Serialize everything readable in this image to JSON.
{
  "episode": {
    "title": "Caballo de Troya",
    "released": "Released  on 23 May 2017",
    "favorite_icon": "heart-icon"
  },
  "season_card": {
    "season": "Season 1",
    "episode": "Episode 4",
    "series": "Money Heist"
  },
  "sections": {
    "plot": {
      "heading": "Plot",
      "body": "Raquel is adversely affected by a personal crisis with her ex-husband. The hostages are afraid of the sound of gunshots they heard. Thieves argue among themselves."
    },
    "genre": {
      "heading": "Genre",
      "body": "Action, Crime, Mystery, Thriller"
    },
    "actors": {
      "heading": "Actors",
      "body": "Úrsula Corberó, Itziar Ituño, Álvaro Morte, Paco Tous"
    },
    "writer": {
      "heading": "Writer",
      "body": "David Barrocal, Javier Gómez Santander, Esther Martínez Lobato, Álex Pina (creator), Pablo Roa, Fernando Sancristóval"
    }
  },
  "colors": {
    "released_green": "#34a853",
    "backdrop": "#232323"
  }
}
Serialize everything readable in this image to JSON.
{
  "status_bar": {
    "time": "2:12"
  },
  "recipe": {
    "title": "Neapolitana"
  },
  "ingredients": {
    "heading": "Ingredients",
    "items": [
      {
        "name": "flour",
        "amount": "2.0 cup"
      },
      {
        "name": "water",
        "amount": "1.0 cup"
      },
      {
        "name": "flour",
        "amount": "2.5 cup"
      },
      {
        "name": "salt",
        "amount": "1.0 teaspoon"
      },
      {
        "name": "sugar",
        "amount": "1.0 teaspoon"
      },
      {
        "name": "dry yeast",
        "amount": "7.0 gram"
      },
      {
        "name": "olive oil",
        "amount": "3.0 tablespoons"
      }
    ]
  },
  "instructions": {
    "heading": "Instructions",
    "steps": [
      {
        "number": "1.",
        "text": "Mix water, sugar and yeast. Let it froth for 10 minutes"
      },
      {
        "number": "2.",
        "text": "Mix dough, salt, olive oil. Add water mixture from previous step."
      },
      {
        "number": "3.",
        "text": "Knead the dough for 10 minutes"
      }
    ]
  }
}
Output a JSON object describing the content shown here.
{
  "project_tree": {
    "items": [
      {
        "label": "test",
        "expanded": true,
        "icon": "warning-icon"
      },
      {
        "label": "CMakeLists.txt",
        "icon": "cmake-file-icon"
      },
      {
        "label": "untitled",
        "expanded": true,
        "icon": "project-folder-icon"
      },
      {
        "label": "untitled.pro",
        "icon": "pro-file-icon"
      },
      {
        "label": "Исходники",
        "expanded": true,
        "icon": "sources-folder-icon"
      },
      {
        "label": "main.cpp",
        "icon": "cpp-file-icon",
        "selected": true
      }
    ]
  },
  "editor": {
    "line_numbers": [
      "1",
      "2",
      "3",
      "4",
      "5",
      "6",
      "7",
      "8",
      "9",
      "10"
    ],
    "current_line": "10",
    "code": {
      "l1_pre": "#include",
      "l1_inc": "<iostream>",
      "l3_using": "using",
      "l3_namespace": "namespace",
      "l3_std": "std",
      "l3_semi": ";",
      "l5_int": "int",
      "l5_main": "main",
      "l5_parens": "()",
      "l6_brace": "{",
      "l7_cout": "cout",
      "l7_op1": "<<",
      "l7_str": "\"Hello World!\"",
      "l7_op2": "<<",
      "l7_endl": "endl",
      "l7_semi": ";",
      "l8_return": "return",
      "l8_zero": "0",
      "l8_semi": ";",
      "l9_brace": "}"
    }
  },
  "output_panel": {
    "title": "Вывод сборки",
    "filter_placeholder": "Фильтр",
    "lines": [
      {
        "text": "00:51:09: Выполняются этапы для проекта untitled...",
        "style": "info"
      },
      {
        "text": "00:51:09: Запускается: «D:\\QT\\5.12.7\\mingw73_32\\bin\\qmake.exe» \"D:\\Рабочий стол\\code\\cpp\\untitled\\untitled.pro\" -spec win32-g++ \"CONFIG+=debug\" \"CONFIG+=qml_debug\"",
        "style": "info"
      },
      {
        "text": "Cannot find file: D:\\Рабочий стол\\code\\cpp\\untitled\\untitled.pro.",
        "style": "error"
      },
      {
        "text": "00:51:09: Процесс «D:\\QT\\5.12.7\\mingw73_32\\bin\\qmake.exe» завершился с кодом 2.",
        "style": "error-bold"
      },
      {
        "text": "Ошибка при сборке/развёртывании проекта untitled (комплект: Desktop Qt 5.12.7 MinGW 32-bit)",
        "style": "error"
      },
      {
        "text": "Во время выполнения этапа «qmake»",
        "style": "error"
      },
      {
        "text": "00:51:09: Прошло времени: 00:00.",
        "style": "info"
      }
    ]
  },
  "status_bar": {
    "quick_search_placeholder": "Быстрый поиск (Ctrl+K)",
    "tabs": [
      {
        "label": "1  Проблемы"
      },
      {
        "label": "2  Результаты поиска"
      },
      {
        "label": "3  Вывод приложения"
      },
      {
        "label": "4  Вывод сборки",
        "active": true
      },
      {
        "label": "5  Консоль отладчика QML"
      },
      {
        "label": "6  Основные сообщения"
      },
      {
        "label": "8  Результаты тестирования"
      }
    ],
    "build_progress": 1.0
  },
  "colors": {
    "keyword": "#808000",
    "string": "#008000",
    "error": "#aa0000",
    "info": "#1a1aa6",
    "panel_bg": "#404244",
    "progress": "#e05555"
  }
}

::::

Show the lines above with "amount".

**ANSWER SECTION**
        "amount": "2.0 cup"
        "amount": "1.0 cup"
        "amount": "2.5 cup"
        "amount": "1.0 teaspoon"
        "amount": "1.0 teaspoon"
        "amount": "7.0 gram"
        "amount": "3.0 tablespoons"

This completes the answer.